** Prompt **
From first line to last, give the material again unchanged.

** Opening Extracted material block **

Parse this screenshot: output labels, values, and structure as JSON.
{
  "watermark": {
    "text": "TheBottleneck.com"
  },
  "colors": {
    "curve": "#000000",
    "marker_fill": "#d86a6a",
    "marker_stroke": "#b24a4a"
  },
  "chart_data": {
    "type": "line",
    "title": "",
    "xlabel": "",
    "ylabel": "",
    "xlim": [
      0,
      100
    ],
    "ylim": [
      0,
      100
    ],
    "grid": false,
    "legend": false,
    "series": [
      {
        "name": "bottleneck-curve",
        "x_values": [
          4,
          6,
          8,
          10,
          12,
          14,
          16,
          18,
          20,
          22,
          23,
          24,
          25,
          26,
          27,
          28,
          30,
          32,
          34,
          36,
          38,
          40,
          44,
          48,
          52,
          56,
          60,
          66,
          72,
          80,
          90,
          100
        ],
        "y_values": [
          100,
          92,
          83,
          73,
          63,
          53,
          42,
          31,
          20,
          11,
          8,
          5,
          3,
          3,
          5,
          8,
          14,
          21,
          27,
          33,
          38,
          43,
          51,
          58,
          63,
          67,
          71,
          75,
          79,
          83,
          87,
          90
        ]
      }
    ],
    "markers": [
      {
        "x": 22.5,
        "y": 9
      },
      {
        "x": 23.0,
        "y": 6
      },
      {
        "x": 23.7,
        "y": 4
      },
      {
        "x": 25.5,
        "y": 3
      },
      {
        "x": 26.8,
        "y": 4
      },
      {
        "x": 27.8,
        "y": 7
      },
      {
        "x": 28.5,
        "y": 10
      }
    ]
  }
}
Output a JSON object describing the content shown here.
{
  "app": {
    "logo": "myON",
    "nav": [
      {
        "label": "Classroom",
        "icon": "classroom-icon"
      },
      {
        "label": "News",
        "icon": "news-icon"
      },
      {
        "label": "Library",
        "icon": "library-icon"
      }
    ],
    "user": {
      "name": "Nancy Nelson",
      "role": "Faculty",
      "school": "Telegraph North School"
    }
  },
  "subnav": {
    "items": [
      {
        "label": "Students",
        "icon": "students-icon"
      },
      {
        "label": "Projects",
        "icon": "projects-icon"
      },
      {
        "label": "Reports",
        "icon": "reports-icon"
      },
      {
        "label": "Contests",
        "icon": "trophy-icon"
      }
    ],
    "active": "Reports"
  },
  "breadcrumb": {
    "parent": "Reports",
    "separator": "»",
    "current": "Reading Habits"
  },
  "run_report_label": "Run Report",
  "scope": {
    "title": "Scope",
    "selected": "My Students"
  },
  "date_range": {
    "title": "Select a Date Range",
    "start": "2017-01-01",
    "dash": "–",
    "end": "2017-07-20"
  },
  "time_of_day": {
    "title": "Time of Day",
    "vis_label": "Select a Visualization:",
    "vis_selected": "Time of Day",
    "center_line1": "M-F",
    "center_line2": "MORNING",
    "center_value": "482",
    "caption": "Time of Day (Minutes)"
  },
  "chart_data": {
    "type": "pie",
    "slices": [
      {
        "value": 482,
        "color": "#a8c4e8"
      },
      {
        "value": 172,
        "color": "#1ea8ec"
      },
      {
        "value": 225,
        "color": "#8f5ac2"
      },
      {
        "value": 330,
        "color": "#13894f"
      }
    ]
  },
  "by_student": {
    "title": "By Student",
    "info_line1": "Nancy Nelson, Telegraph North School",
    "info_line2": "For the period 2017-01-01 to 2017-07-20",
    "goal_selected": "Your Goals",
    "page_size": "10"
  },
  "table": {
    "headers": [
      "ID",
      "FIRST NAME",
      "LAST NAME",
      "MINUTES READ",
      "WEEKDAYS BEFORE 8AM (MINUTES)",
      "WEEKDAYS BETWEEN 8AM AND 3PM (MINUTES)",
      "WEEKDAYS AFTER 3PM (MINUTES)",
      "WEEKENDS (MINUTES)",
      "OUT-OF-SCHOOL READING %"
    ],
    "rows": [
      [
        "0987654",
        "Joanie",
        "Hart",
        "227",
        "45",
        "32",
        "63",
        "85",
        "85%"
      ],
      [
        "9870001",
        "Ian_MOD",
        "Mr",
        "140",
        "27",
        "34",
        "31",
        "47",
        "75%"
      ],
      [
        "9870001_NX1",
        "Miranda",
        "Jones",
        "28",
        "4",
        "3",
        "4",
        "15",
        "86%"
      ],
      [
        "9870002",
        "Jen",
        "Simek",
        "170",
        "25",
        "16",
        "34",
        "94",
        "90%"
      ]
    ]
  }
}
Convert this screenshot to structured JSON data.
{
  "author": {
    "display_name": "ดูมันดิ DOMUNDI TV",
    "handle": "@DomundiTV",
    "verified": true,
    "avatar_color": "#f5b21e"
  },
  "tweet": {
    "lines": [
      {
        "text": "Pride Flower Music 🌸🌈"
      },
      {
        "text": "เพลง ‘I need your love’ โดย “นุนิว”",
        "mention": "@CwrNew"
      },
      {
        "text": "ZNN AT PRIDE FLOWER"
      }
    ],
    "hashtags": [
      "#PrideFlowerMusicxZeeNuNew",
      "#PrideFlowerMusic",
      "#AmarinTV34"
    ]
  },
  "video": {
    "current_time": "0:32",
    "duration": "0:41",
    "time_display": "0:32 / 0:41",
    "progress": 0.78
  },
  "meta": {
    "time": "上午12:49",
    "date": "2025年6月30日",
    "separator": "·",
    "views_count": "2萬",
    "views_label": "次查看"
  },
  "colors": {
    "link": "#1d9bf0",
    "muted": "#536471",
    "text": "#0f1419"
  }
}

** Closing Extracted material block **

** Result of the task **
Parse this screenshot: output labels, values, and structure as JSON.
{
  "watermark": {
    "text": "TheBottleneck.com"
  },
  "colors": {
    "curve": "#000000",
    "marker_fill": "#d86a6a",
    "marker_stroke": "#b24a4a"
  },
  "chart_data": {
    "type": "line",
    "title": "",
    "xlabel": "",
    "ylabel": "",
    "xlim": [
      0,
      100
    ],
    "ylim": [
      0,
      100
    ],
    "grid": false,
    "legend": false,
    "series": [
      {
        "name": "bottleneck-curve",
        "x_values": [
          4,
          6,
          8,
          10,
          12,
          14,
          16,
          18,
          20,
          22,
          23,
          24,
          25,
          26,
          27,
          28,
          30,
          32,
          34,
          36,
          38,
          40,
          44,
          48,
          52,
          56,
          60,
          66,
          72,
          80,
          90,
          100
        ],
        "y_values": [
          100,
          92,
          83,
          73,
          63,
          53,
          42,
          31,
          20,
          11,
          8,
          5,
          3,
          3,
          5,
          8,
          14,
          21,
          27,
          33,
          38,
          43,
          51,
          58,
          63,
          67,
          71,
          75,
          79,
          83,
          87,
          90
        ]
      }
    ],
    "markers": [
      {
        "x": 22.5,
        "y": 9
      },
      {
        "x": 23.0,
        "y": 6
      },
      {
        "x": 23.7,
        "y": 4
      },
      {
        "x": 25.5,
        "y": 3
      },
      {
        "x": 26.8,
        "y": 4
      },
      {
        "x": 27.8,
        "y": 7
      },
      {
        "x": 28.5,
        "y": 10
      }
    ]
  }
}
Output a JSON object describing the content shown here.
{
  "app": {
    "logo": "myON",
    "nav": [
      {
        "label": "Classroom",
        "icon": "classroom-icon"
      },
      {
        "label": "News",
        "icon": "news-icon"
      },
      {
        "label": "Library",
        "icon": "library-icon"
      }
    ],
    "user": {
      "name": "Nancy Nelson",
      "role": "Faculty",
      "school": "Telegraph North School"
    }
  },
  "subnav": {
    "items": [
      {
        "label": "Students",
        "icon": "students-icon"
      },
      {
        "label": "Projects",
        "icon": "projects-icon"
      },
      {
        "label": "Reports",
        "icon": "reports-icon"
      },
      {
        "label": "Contests",
        "icon": "trophy-icon"
      }
    ],
    "active": "Reports"
  },
  "breadcrumb": {
    "parent": "Reports",
    "separator": "»",
    "current": "Reading Habits"
  },
  "run_report_label": "Run Report",
  "scope": {
    "title": "Scope",
    "selected": "My Students"
  },
  "date_range": {
    "title": "Select a Date Range",
    "start": "2017-01-01",
    "dash": "–",
    "end": "2017-07-20"
  },
  "time_of_day": {
    "title": "Time of Day",
    "vis_label": "Select a Visualization:",
    "vis_selected": "Time of Day",
    "center_line1": "M-F",
    "center_line2": "MORNING",
    "center_value": "482",
    "caption": "Time of Day (Minutes)"
  },
  "chart_data": {
    "type": "pie",
    "slices": [
      {
        "value": 482,
        "color": "#a8c4e8"
      },
      {
        "value": 172,
        "color": "#1ea8ec"
      },
      {
        "value": 225,
        "color": "#8f5ac2"
      },
      {
        "value": 330,
        "color": "#13894f"
      }
    ]
  },
  "by_student": {
    "title": "By Student",
    "info_line1": "Nancy Nelson, Telegraph North School",
    "info_line2": "For the period 2017-01-01 to 2017-07-20",
    "goal_selected": "Your Goals",
    "page_size": "10"
  },
  "table": {
    "headers": [
      "ID",
      "FIRST NAME",
      "LAST NAME",
      "MINUTES READ",
      "WEEKDAYS BEFORE 8AM (MINUTES)",
      "WEEKDAYS BETWEEN 8AM AND 3PM (MINUTES)",
      "WEEKDAYS AFTER 3PM (MINUTES)",
      "WEEKENDS (MINUTES)",
      "OUT-OF-SCHOOL READING %"
    ],
    "rows": [
      [
        "0987654",
        "Joanie",
        "Hart",
        "227",
        "45",
        "32",
        "63",
        "85",
        "85%"
      ],
      [
        "9870001",
        "Ian_MOD",
        "Mr",
        "140",
        "27",
        "34",
        "31",
        "47",
        "75%"
      ],
      [
        "9870001_NX1",
        "Miranda",
        "Jones",
        "28",
        "4",
        "3",
        "4",
        "15",
        "86%"
      ],
      [
        "9870002",
        "Jen",
        "Simek",
        "170",
        "25",
        "16",
        "34",
        "94",
        "90%"
      ]
    ]
  }
}
Convert this screenshot to structured JSON data.
{
  "author": {
    "display_name": "ดูมันดิ DOMUNDI TV",
    "handle": "@DomundiTV",
    "verified": true,
    "avatar_color": "#f5b21e"
  },
  "tweet": {
    "lines": [
      {
        "text": "Pride Flower Music 🌸🌈"
      },
      {
        "text": "เพลง ‘I need your love’ โดย “นุนิว”",
        "mention": "@CwrNew"
      },
      {
        "text": "ZNN AT PRIDE FLOWER"
      }
    ],
    "hashtags": [
      "#PrideFlowerMusicxZeeNuNew",
      "#PrideFlowerMusic",
      "#AmarinTV34"
    ]
  },
  "video": {
    "current_time": "0:32",
    "duration": "0:41",
    "time_display": "0:32 / 0:41",
    "progress": 0.78
  },
  "meta": {
    "time": "上午12:49",
    "date": "2025年6月30日",
    "separator": "·",
    "views_count": "2萬",
    "views_label": "次查看"
  },
  "colors": {
    "link": "#1d9bf0",
    "muted": "#536471",
    "text": "#0f1419"
  }
}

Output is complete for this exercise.